Data records for software interfaces:
☆ ☆ ☆ ☆ ☆ ☆ ☆
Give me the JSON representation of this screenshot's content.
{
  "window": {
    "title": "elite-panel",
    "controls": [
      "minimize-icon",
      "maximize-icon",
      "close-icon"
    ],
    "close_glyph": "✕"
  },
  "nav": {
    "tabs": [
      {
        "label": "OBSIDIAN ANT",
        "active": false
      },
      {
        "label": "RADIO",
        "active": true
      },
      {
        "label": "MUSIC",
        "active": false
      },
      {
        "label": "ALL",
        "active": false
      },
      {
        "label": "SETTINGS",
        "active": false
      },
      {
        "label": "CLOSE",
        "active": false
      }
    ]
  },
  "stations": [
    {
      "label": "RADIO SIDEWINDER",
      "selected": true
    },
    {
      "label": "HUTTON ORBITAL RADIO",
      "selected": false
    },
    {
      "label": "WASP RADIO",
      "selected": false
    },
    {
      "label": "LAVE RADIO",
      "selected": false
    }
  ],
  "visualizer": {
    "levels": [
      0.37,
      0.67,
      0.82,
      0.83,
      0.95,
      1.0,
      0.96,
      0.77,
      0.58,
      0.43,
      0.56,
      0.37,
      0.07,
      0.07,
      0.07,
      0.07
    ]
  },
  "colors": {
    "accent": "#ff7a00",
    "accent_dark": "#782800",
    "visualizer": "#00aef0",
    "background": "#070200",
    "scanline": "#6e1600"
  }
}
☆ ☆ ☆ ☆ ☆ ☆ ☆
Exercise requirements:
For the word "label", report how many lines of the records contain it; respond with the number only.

Expected answer:
10